Nicholas Baldry – of Peter Jackson Architects in Kent – has been suspended from the register of architects for six months because of his actions, the Arb said.

The Arb’s Professional Conduct Committee heard that Baldry had been acting as contract administrator for an extension project when excavation work on the job unearthed a previously unknown pipe that led to the HSE suspending work on site for three days in November 2015.

It heard that between November 2015 and March the following year Baldry did not respond to any of the 24 emails sent to him by his client calling on him to get in touch and had effectively terminated his contract without informing the client.

Baldry denied a charge of unprofessional conduct in relation to the project, arguing that his insurance broker had advised him to have no further communications with his client after the problems emerged.

He claimed to have received – but not responded to – 21 of his client’s emails, but not to have received three emails during the period when the site was closed down.

The PCC said the architect’s account was not plausible and found him guilty of unprofessional conduct in that he both failed to communicate adequately with his client and effectively terminated the contract without informing him.

It said Baldry had repeatedly failed to communicate with his client, or provide any explanation to him for being unable to respond, despite the property owner “having made 24 increasingly desperate email requests for contact over a period of five months”.

The committee heard that Baldry’s client had been left to deal with his building works alone “with no reason or notice” and that the architect had only responded when legal proceedings were threatened in mid-2016.

“The respondent’s conduct fell substantially below the standard expected of a registered architect,” it said.

“His actions and the corresponding breaches of the code are serious and adversely impact both on the reputation of the architect and the profession generally.”

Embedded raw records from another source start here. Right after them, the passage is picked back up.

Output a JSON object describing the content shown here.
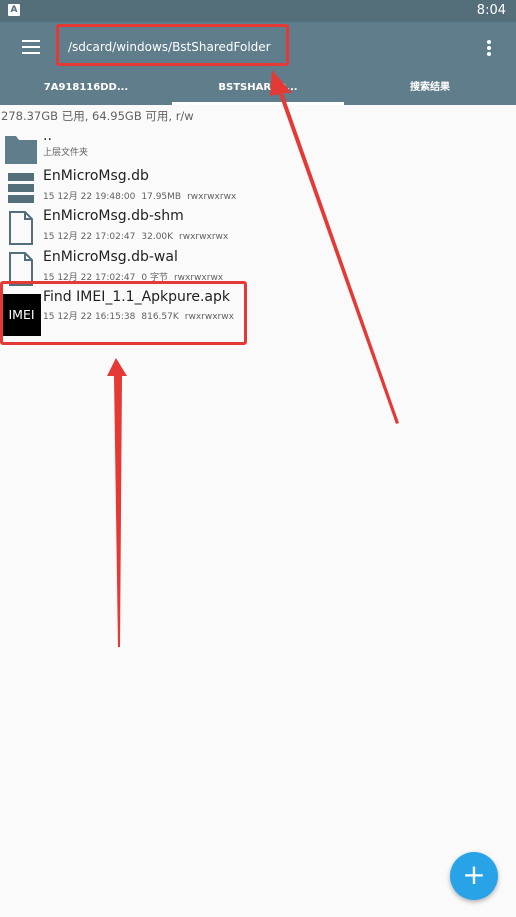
{
  "status_bar": {
    "badge": "A",
    "clock": "8:04"
  },
  "toolbar": {
    "path": "/sdcard/windows/BstSharedFolder"
  },
  "tabs": [
    {
      "label": "7A918116DD..."
    },
    {
      "label": "BSTSHARED..."
    },
    {
      "label": "搜索结果"
    }
  ],
  "storage_info": "278.37GB 已用, 64.95GB 可用, r/w",
  "files": [
    {
      "name": "..",
      "date": "上层文件夹",
      "size": "",
      "perms": "",
      "icon": "folder-icon"
    },
    {
      "name": "EnMicroMsg.db",
      "date": "15 12月 22 19:48:00",
      "size": "17.95MB",
      "perms": "rwxrwxrwx",
      "icon": "database-icon"
    },
    {
      "name": "EnMicroMsg.db-shm",
      "date": "15 12月 22 17:02:47",
      "size": "32.00K",
      "perms": "rwxrwxrwx",
      "icon": "file-icon"
    },
    {
      "name": "EnMicroMsg.db-wal",
      "date": "15 12月 22 17:02:47",
      "size": "0 字节",
      "perms": "rwxrwxrwx",
      "icon": "file-icon"
    },
    {
      "name": "Find IMEI_1.1_Apkpure.apk",
      "date": "15 12月 22 16:15:38",
      "size": "816.57K",
      "perms": "rwxrwxrwx",
      "icon": "apk-thumbnail",
      "thumb_text": "IMEI"
    }
  ],
  "fab": {
    "label": "+"
  },
  "colors": {
    "toolbar": "#607d8b",
    "status_bar": "#546e7a",
    "fab": "#29a3e8",
    "highlight": "#e53935"
  }
}
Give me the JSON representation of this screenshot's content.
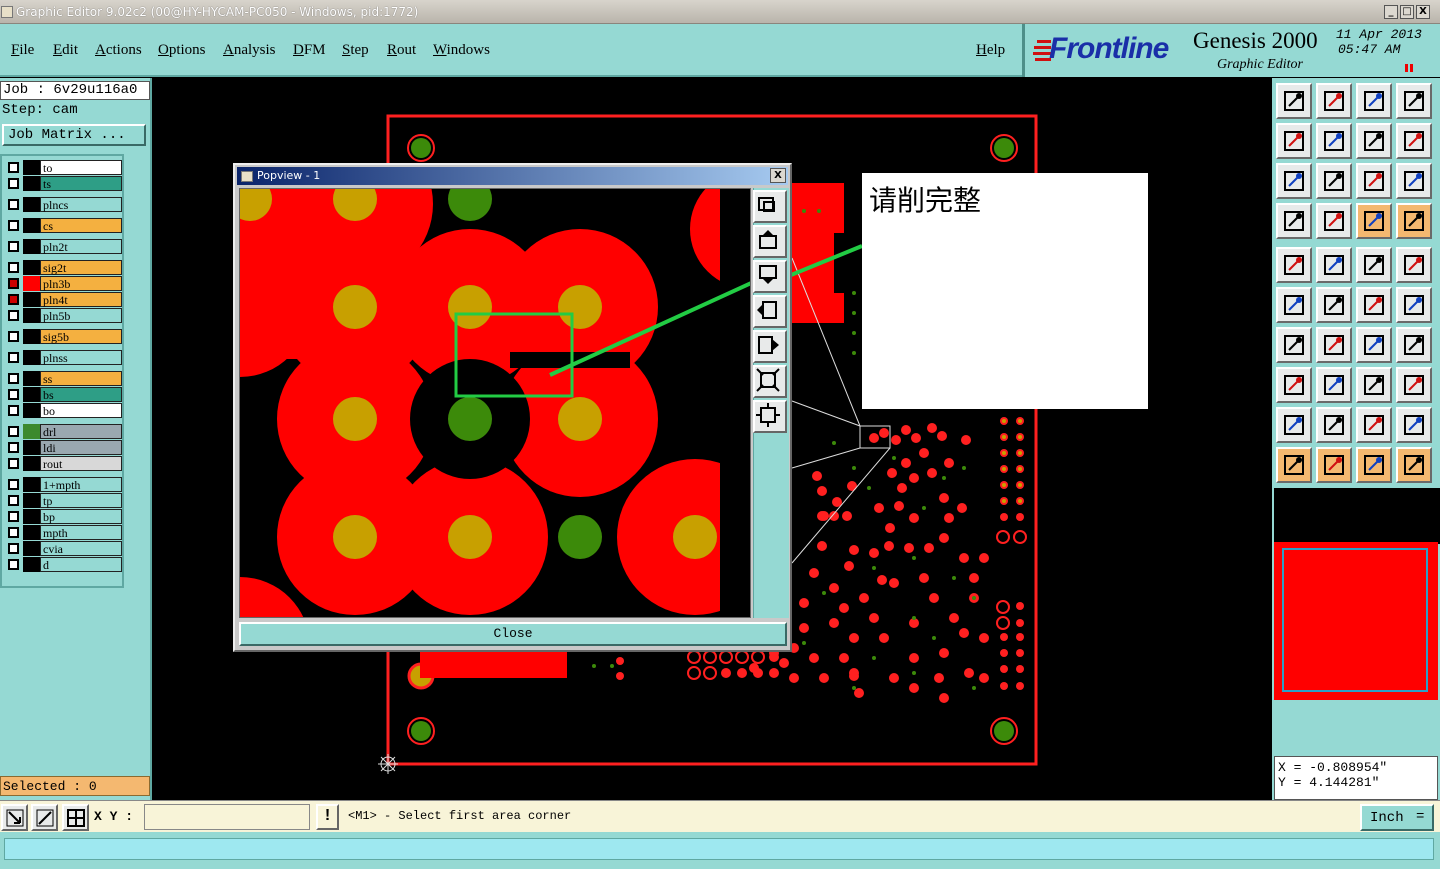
{
  "window": {
    "title": "Graphic Editor 9.02c2 (00@HY-HYCAM-PC050 - Windows, pid:1772)",
    "minimize": "_",
    "maximize": "□",
    "close": "X"
  },
  "menu": {
    "items": [
      "File",
      "Edit",
      "Actions",
      "Options",
      "Analysis",
      "DFM",
      "Step",
      "Rout",
      "Windows"
    ],
    "help": "Help"
  },
  "brand": {
    "logo": "Frontline",
    "product": "Genesis 2000",
    "subtitle": "Graphic Editor",
    "date": "11 Apr 2013",
    "time": "05:47 AM"
  },
  "job": {
    "job_line": "Job : 6v29u116a0",
    "step_line": "Step: cam",
    "matrix_button": "Job Matrix ..."
  },
  "layers": [
    {
      "name": "to",
      "color": "#ffffff",
      "swatch": "#000000"
    },
    {
      "name": "ts",
      "color": "#2e9e86",
      "swatch": "#000000"
    },
    {
      "name": "plncs",
      "color": "#95d9d3",
      "swatch": "#000000"
    },
    {
      "name": "cs",
      "color": "#f4b040",
      "swatch": "#000000"
    },
    {
      "name": "pln2t",
      "color": "#95d9d3",
      "swatch": "#000000"
    },
    {
      "name": "sig2t",
      "color": "#f4b040",
      "swatch": "#000000"
    },
    {
      "name": "pln3b",
      "color": "#f4b040",
      "swatch": "#ff0000",
      "active": true
    },
    {
      "name": "pln4t",
      "color": "#f4b040",
      "swatch": "#000000",
      "active": true
    },
    {
      "name": "pln5b",
      "color": "#95d9d3",
      "swatch": "#000000"
    },
    {
      "name": "sig5b",
      "color": "#f4b040",
      "swatch": "#000000"
    },
    {
      "name": "plnss",
      "color": "#95d9d3",
      "swatch": "#000000"
    },
    {
      "name": "ss",
      "color": "#f4b040",
      "swatch": "#000000"
    },
    {
      "name": "bs",
      "color": "#2e9e86",
      "swatch": "#000000"
    },
    {
      "name": "bo",
      "color": "#ffffff",
      "swatch": "#000000"
    },
    {
      "name": "drl",
      "color": "#9aa8b0",
      "swatch": "#3c8a2e"
    },
    {
      "name": "ldi",
      "color": "#9aa8b0",
      "swatch": "#000000"
    },
    {
      "name": "rout",
      "color": "#d8d8d8",
      "swatch": "#000000"
    },
    {
      "name": "1+mpth",
      "color": "#95d9d3",
      "swatch": "#000000"
    },
    {
      "name": "tp",
      "color": "#95d9d3",
      "swatch": "#000000"
    },
    {
      "name": "bp",
      "color": "#95d9d3",
      "swatch": "#000000"
    },
    {
      "name": "mpth",
      "color": "#95d9d3",
      "swatch": "#000000"
    },
    {
      "name": "cvia",
      "color": "#95d9d3",
      "swatch": "#000000"
    },
    {
      "name": "d",
      "color": "#95d9d3",
      "swatch": "#000000"
    }
  ],
  "selected": "Selected : 0",
  "popview": {
    "title": "Popview - 1",
    "close_x": "X",
    "close_button": "Close"
  },
  "note": {
    "text": "请削完整"
  },
  "coords": {
    "x": "X = -0.808954\"",
    "y": "Y = 4.144281\""
  },
  "status": {
    "xy_label": "X Y :",
    "xy_value": "",
    "message": "<M1> - Select first area corner",
    "units": "Inch",
    "units_arrow": "="
  },
  "colors": {
    "teal": "#95d9d3",
    "copper": "#ff0000",
    "pad": "#c8a000",
    "drill": "#3c8a0a",
    "selection": "#22cc22"
  }
}
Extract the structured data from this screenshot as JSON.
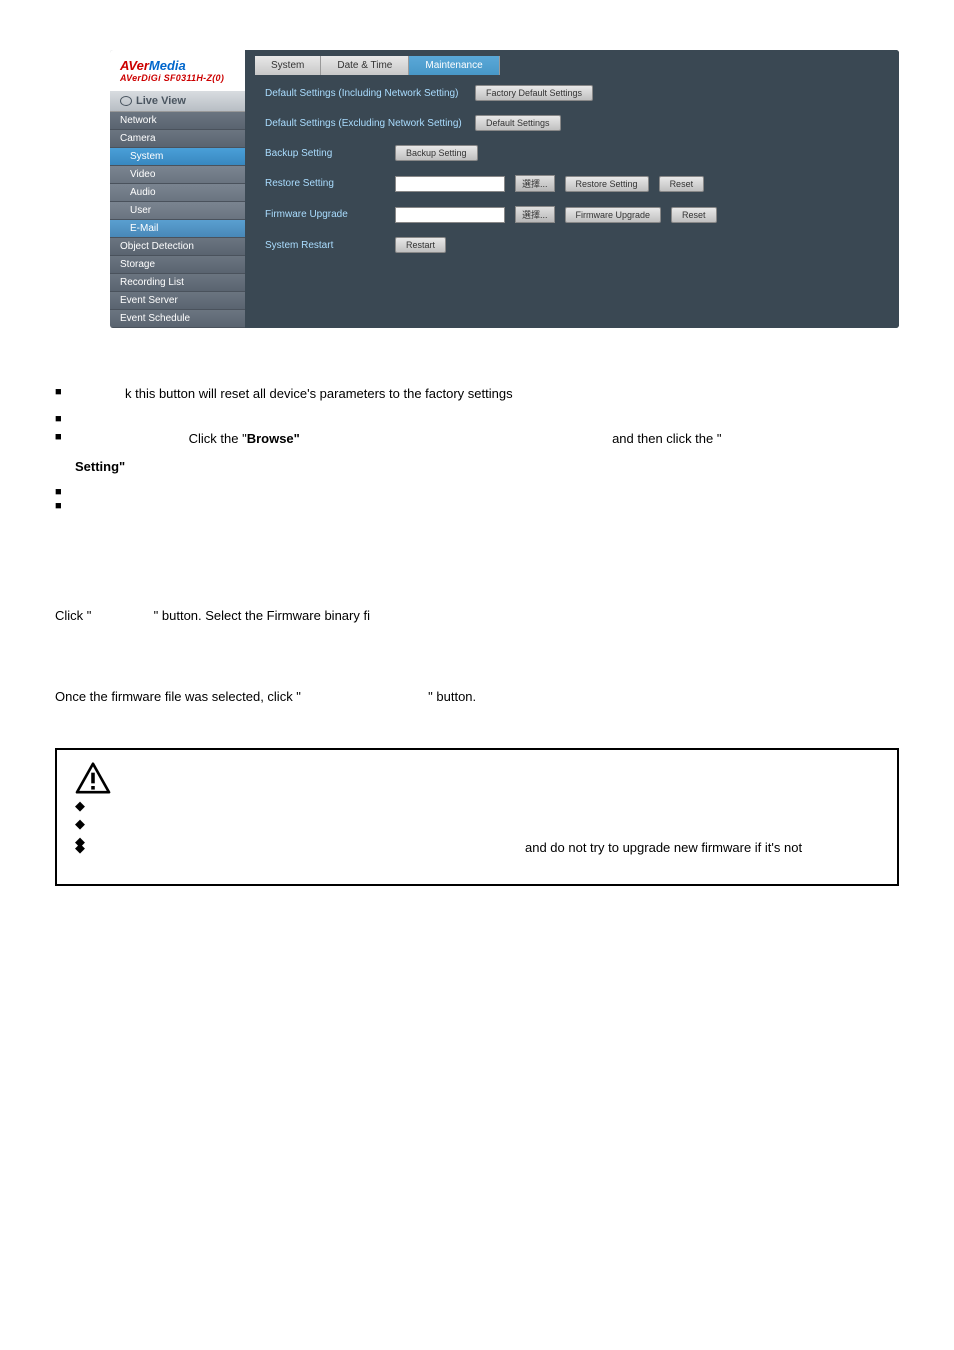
{
  "screenshot": {
    "logo": {
      "part1": "AVer",
      "part2": "Media",
      "sub": "AVerDiGi SF0311H-Z(0)"
    },
    "liveView": "Live View",
    "nav": {
      "network": "Network",
      "camera": "Camera",
      "system": "System",
      "video": "Video",
      "audio": "Audio",
      "user": "User",
      "email": "E-Mail",
      "objectDetection": "Object Detection",
      "storage": "Storage",
      "recordingList": "Recording List",
      "eventServer": "Event Server",
      "eventSchedule": "Event Schedule"
    },
    "tabs": {
      "system": "System",
      "dateTime": "Date & Time",
      "maintenance": "Maintenance"
    },
    "rows": {
      "defIncl": "Default Settings (Including Network Setting)",
      "defInclBtn": "Factory Default Settings",
      "defExcl": "Default Settings (Excluding Network Setting)",
      "defExclBtn": "Default Settings",
      "backup": "Backup Setting",
      "backupBtn": "Backup Setting",
      "restore": "Restore Setting",
      "restoreBrowse": "選擇...",
      "restoreBtn": "Restore Setting",
      "restoreReset": "Reset",
      "firmware": "Firmware Upgrade",
      "firmwareBrowse": "選擇...",
      "firmwareBtn": "Firmware Upgrade",
      "firmwareReset": "Reset",
      "restart": "System Restart",
      "restartBtn": "Restart"
    }
  },
  "doc": {
    "line1": "k this button will reset all device's parameters to the factory settings",
    "browseLabel": "Click the \"",
    "browseBold": "Browse\"",
    "thenClick": "and then click the \"",
    "settingBold": "Setting\"",
    "clickBrowseLine": "Click \"",
    "clickBrowseMid": "\" button. Select the Firmware binary fi",
    "onceFirmware": "Once the firmware file was selected, click \"",
    "onceFirmwareEnd": "\" button.",
    "warning": {
      "pointRight": "and do not try to upgrade new firmware if it's not"
    }
  }
}
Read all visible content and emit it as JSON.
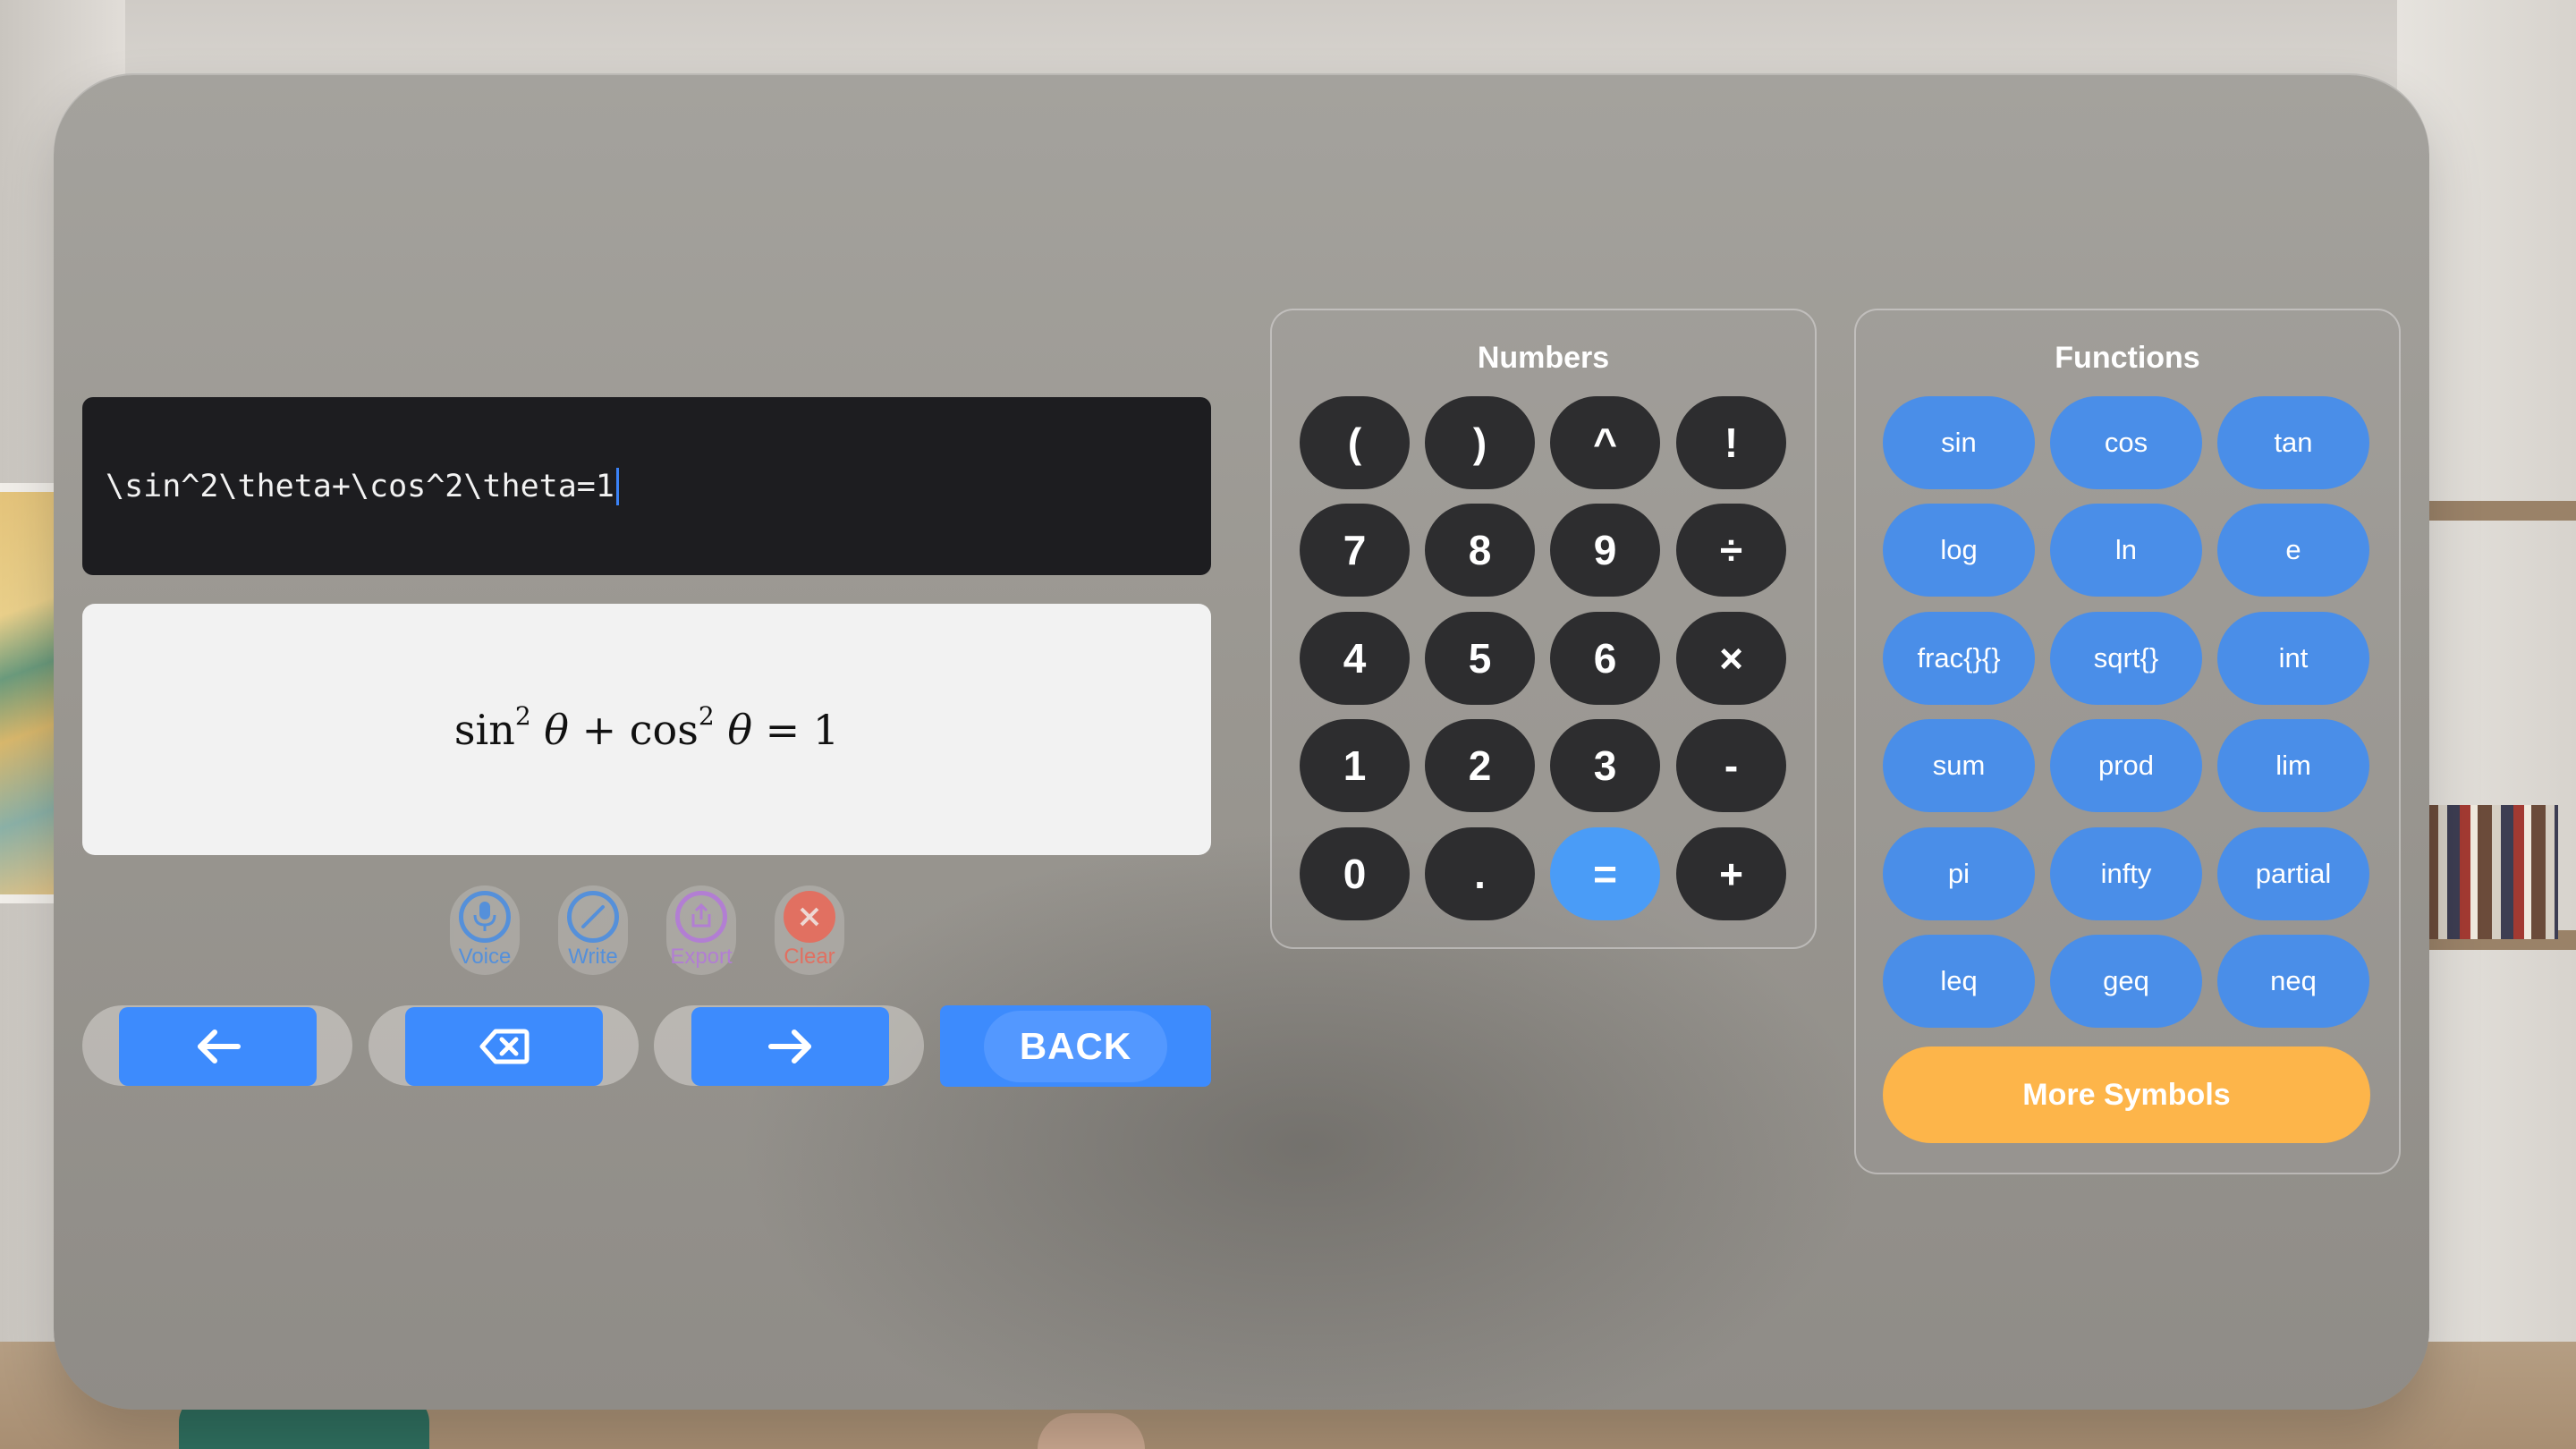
{
  "editor": {
    "latex_input": "\\sin^2\\theta+\\cos^2\\theta=1",
    "preview": {
      "sin": "sin",
      "cos": "cos",
      "exp": "2",
      "theta": "θ",
      "plus": "+",
      "eq": "=",
      "rhs": "1"
    }
  },
  "tools": {
    "voice": "Voice",
    "write": "Write",
    "export": "Export",
    "clear": "Clear"
  },
  "navigation": {
    "back_label": "BACK"
  },
  "numbers": {
    "title": "Numbers",
    "keys": [
      "(",
      ")",
      "^",
      "!",
      "7",
      "8",
      "9",
      "÷",
      "4",
      "5",
      "6",
      "×",
      "1",
      "2",
      "3",
      "-",
      "0",
      ".",
      "=",
      "+"
    ]
  },
  "functions": {
    "title": "Functions",
    "keys": [
      "sin",
      "cos",
      "tan",
      "log",
      "ln",
      "e",
      "frac{}{}",
      "sqrt{}",
      "int",
      "sum",
      "prod",
      "lim",
      "pi",
      "infty",
      "partial",
      "leq",
      "geq",
      "neq"
    ],
    "more_label": "More Symbols"
  },
  "colors": {
    "accent": "#3d8bfd",
    "equals_key": "#4a9cf7",
    "function_key": "#4a8ee8",
    "more_symbols": "#fdb54a",
    "dark_key": "#2d2d2f",
    "input_bg": "#1d1d20"
  }
}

However, the committee also noted that the complaint against Baldry appeared to be an isolated incident and that he had engaged with the regulatory process.